Perennial herb from extensive rhizomes, forming large mats; stems rooting freely.
Kidney-shaped, shiny, stalked, the blades 2.5-10 cm long, 5-15 cm wide; stalks and veins finely hairy.
Solitary, bell-like with 3 flaring lobes, these long-pointed; corollas purplish-brown to greenish-yellow, 2.5-8.0 cm long.
Fleshy capsules, seeds egg-like with fleshy appendages.

SourceThe Illustrated Flora of British Columbia


If more than one illustration is available for a species (e.g., separate illustrations were provided for two subspecies) then links to the separate images will be provided below.
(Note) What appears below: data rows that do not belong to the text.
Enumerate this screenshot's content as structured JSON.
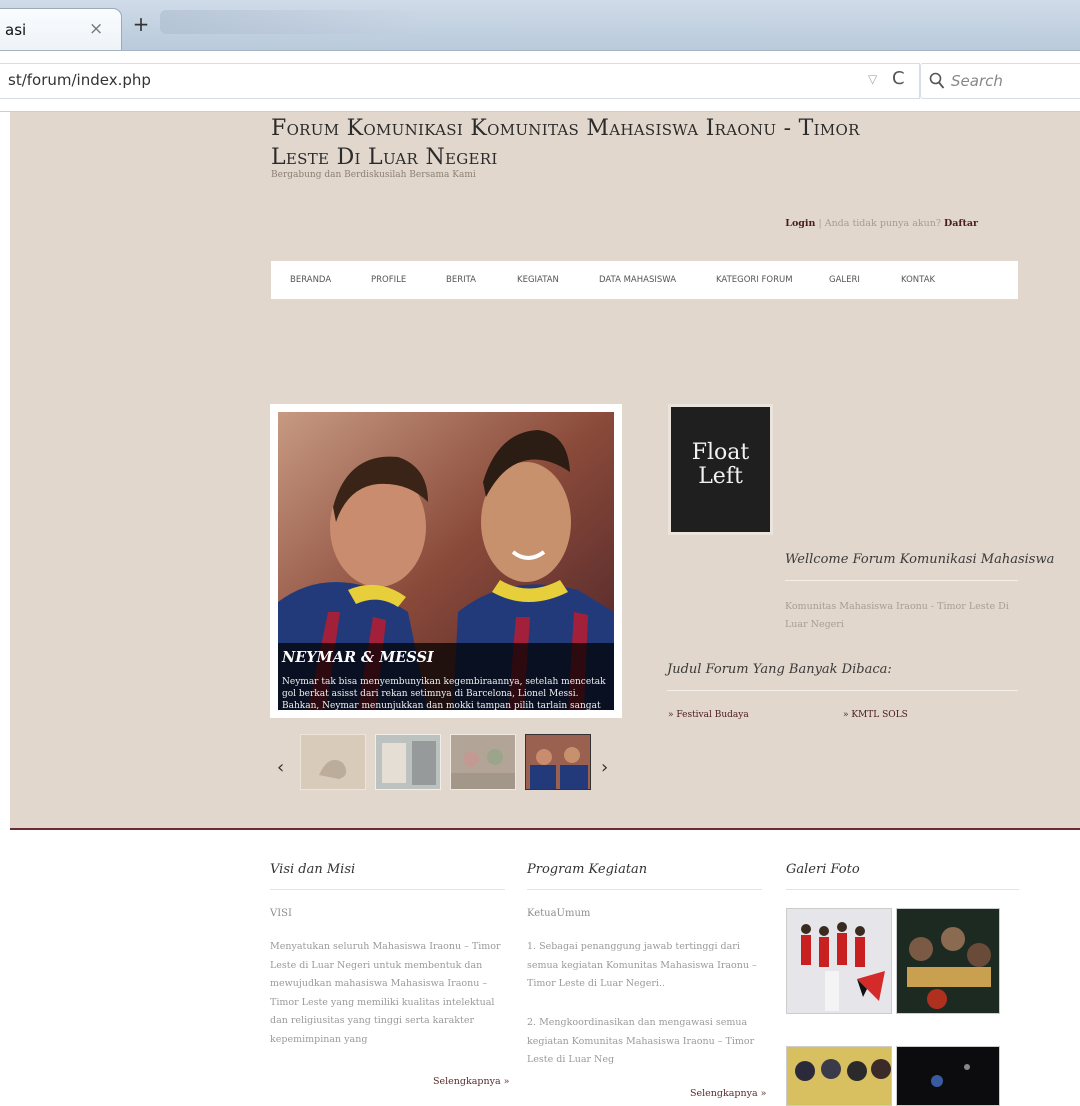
{
  "browser": {
    "tab_title": "asi",
    "tab_close": "×",
    "new_tab": "+",
    "url": "st/forum/index.php",
    "url_dropdown": "▽",
    "reload": "C",
    "search_placeholder": "Search"
  },
  "site": {
    "title": "Forum Komunikasi Komunitas Mahasiswa Iraonu - Timor Leste Di Luar Negeri",
    "tagline": "Bergabung dan Berdiskusilah Bersama Kami",
    "login": {
      "login_label": "Login",
      "separator": " | ",
      "prompt": "Anda tidak punya akun? ",
      "register_label": "Daftar"
    }
  },
  "menu": {
    "items": [
      "BERANDA",
      "PROFILE",
      "BERITA",
      "KEGIATAN",
      "DATA MAHASISWA",
      "KATEGORI FORUM",
      "GALERI",
      "KONTAK"
    ]
  },
  "slider": {
    "caption_title": "NEYMAR & MESSI",
    "caption_text": "Neymar tak bisa menyembunyikan kegembiraannya, setelah mencetak gol berkat asisst dari rekan setimnya di Barcelona, Lionel Messi. Bahkan, Neymar menunjukkan dan mokki tampan pilih tarlain sangat dari anaskin kelubah",
    "prev": "‹",
    "next": "›"
  },
  "sidebar": {
    "float_text_1": "Float",
    "float_text_2": "Left",
    "welcome_title": "Wellcome Forum Komunikasi Mahasiswa",
    "welcome_sub": "Komunitas Mahasiswa Iraonu - Timor Leste Di Luar Negeri",
    "popular_title": "Judul Forum Yang Banyak Dibaca:",
    "popular_items": [
      "» Festival Budaya",
      "» KMTL SOLS"
    ]
  },
  "widgets": {
    "visi": {
      "title": "Visi dan Misi",
      "subtitle": "VISI",
      "text": "Menyatukan seluruh Mahasiswa Iraonu – Timor Leste di Luar Negeri untuk membentuk dan mewujudkan mahasiswa Mahasiswa Iraonu – Timor Leste yang memiliki kualitas intelektual dan religiusitas yang tinggi serta karakter kepemimpinan yang",
      "more": "Selengkapnya »"
    },
    "program": {
      "title": "Program Kegiatan",
      "subtitle": "KetuaUmum",
      "point1": "1. Sebagai penanggung jawab tertinggi dari semua kegiatan Komunitas Mahasiswa Iraonu – Timor Leste di Luar Negeri..",
      "point2": "2. Mengkoordinasikan dan mengawasi semua kegiatan Komunitas Mahasiswa Iraonu – Timor Leste di Luar Neg",
      "more": "Selengkapnya »"
    },
    "galeri": {
      "title": "Galeri Foto"
    }
  },
  "colors": {
    "page_bg": "#e1d7cc",
    "accent": "#6b2b32",
    "link": "#4a1b1b"
  }
}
Note that individual subspecies or varietal illustrations are not always available.


Ecological Framework for Asarum caudatum

The table below shows the species-specific information calculated from
original data (BEC database) provided by the BC Ministry of Forests and Range.
(Updated August, 2013)
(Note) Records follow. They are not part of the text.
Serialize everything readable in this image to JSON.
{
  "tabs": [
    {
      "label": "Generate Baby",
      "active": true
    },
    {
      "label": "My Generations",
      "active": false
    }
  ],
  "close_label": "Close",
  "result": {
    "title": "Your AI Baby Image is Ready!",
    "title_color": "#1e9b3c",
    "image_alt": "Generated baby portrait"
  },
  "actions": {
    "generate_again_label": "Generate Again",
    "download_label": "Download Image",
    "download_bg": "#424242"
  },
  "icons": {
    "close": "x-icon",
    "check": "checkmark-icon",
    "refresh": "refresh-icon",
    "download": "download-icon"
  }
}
Site Information
Value / Class




Elevation (metres)
747 18 1715
Slope Gradient (%)
20 0 87

Aspect (degrees)
[0 - N; 90 - E; 180 - S; 270 - W]

215 0 360
Soil Moisture Regime (SMR)
[0 - very xeric; 4 - mesic;
8 - hydric]
4 0 8
Modal Nutrient Regime
# of field plots
 species was recorded in:
Modal BEC Zone Class

All BEC Zones (# of stations/zone) species was recorded in

CDF(1), CWH(120), ESSF(3), ICH(445), IDF(32), MH(1), MS(4), SBS(24)

Habitat and Range

Moist to mesic forests in the lowland and montane zones; frequent in S BC south of 55degreeN, absent in Queen Charlotte Islands and adjacent coast; S to ID, MT and CA.

SourceThe Illustrated Flora of British Columbia


Synonyms and Alternate Names:
Asarum caudatum var. caudatum
Asarum caudatum var. viridiflorum M. Peck

Taxonomic Notes

Asarum caudatum is from the mountains of western North America including BC. It has attractive, somewhat glossy, kidney-shaped foliage which combines well with lacy ferns and bleeding hearts. Intriguing brownish-red flowers appear beneath the foliage so make sure to watch for them.

Note Author: Gary Lewis, Phoenix Perennials